Following is a question by the Hon Kenneth Leung and a written reply by the Secretary for Security, Mr John Lee, in the Legislative Council today (June 13):
Pursuant to the guidelines of the International Civil Aviation Organization, the Hong Kong International Airport has implemented new security requirements for cabin baggage since March 21, 2007. Such requirements include: all travellers carrying liquids, gels and aerosols should have them carried in containers with a capacity not greater than 100 ml; any container with a capacity greater than 100 millilitres (ml), even if it is not fully filled with the aforesaid articles, will not be accepted. Travellers who carry with them articles which do not meet the aforesaid requirement must follow the instructions of security screening officers at the security screening check point by either discarding such articles or checking in the baggage concerned before they may pass the security screening. In this connection, will the Government inform this Council:
(1) of the number of cases in each of the past five years in which travellers insisted on carrying on board an aircraft articles which did not meet the aforesaid requirement; the procedure followed by security screening officers in handling such cases;
(2) whether the travellers mentioned in (1) committed any criminal offence; if so, of the penalty concerned, as well as the respective numbers of prosecutions and convictions in each of the past five years and the penalties imposed on the convicted persons; and
(3) whether a mechanism is in place to (i) ensure that security screening officers perform duties pursuant to the law and (ii) review the workflow at the security screening check point on a regular basis to ensure that there is no security loophole; if so, of the details; if not, the reasons for that?

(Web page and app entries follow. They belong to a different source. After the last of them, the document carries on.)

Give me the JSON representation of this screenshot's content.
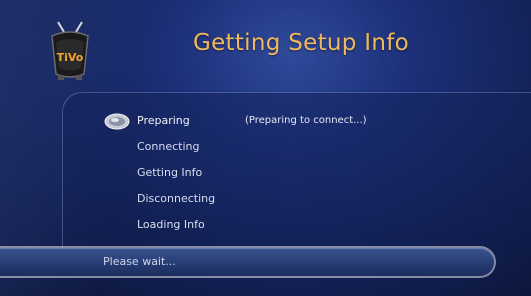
{
  "logo": {
    "text": "TiVo",
    "icon": "tivo-logo-icon"
  },
  "title": "Getting Setup Info",
  "steps": [
    {
      "label": "Preparing"
    },
    {
      "label": "Connecting"
    },
    {
      "label": "Getting Info"
    },
    {
      "label": "Disconnecting"
    },
    {
      "label": "Loading Info"
    }
  ],
  "current_step_status": "(Preparing to connect...)",
  "wait_message": "Please wait...",
  "colors": {
    "title": "#f0b85a",
    "background": "#1c2f78",
    "bar": "#2a4078"
  }
}
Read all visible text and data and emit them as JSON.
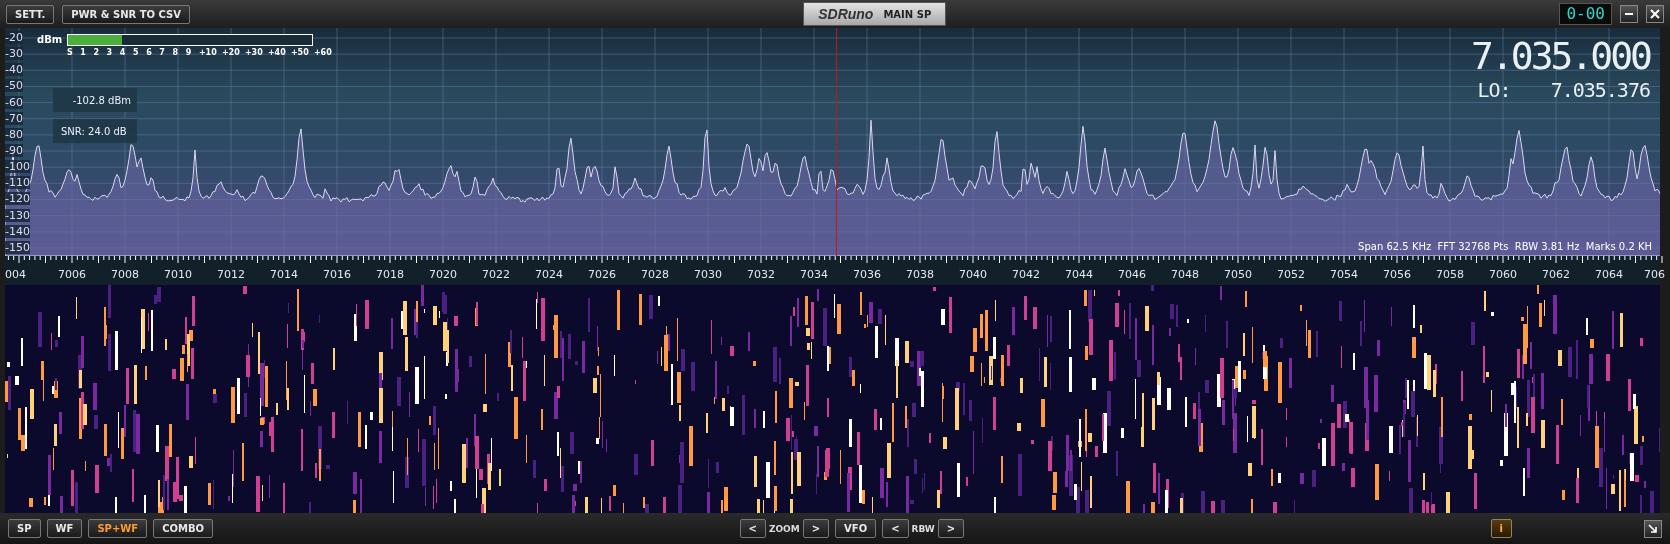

The Government attaches great importance to the aviation security at the Hong Kong International Airport (HKIA). According to the requirements of the International Civil Aviation Organization (ICAO), all liquids, aerosols and gels (LAGs) carried by passengers shall be contained in containers with capacity not exceeding 100 millilitres (ml). Any container with a capacity greater than 100 ml, even if it is only partially filled with LAGs, must not be brought into the restricted area of the airport. The requirement is applicable to the HKIA, and the Airport Authority Hong Kong (AAHK) is responsible for its implementation, to ensure that the LAGs carried by all passengers comply with the said requirement.
Based on the information provided by the Civil Aviation Department (CAD) and the AAHK, my reply to Hon Kenneth Leung’s question is as follows:
(1) & (2) The AAHK, responsible for the operations of the HKIA, shall ensure that the cabin baggage carried by all departing passengers complies with the relevant security requirements of the ICAO. If a passenger is found carrying any container with a capacity exceeding 100 ml with LAGs inside, the security personnel will take out the relevant item, display to the passenger an information sheet containing the relevant security requirement, and advise the passenger how the item may be handled, including disposal at the scene or returning the item to the airline’s check-in counter for checking in as hold baggage, etc., and the passenger should not be allowed to carry such an item into the restricted area of the airport. This security requirement is a direction given by the Director-General of Civil Aviation to the AAHK pursuant to section 37(1)(a) of the Aviation Security Ordinance (Cap 494). The AAHK must implement it as required by the law. For the incident on May 21, 2018, the CAD has requested the AAHK to submit a report, so as to ensure the LAGs carried by all passengers fulfil the requirement of the ICAO, and prevent recurrence of similar incidents. According to the information provided by the AAHK and its subsidiary, the Aviation Security Company Limited (AVSECO), there was no record of other similar incidents in the past five years.
(3) For any aviation security-related incident at the airport, the AVSECO as the aviation security service provider at the airport will conduct investigation and submit a report to the AAHK, including whether human errors were involved, and how the case was handled. Upon examination of the report, the AAHK will submit a report to the CAD, including recommendations and improvement measures to prevent recurrence of similar incidents. The CAD will also proactively initiate audits on compliance with the aviation security requirements. If it is discovered that an organisation does not fully fulfil the security requirements issued by the CAD, the latter will require the organisation to submit and implement improvement plans.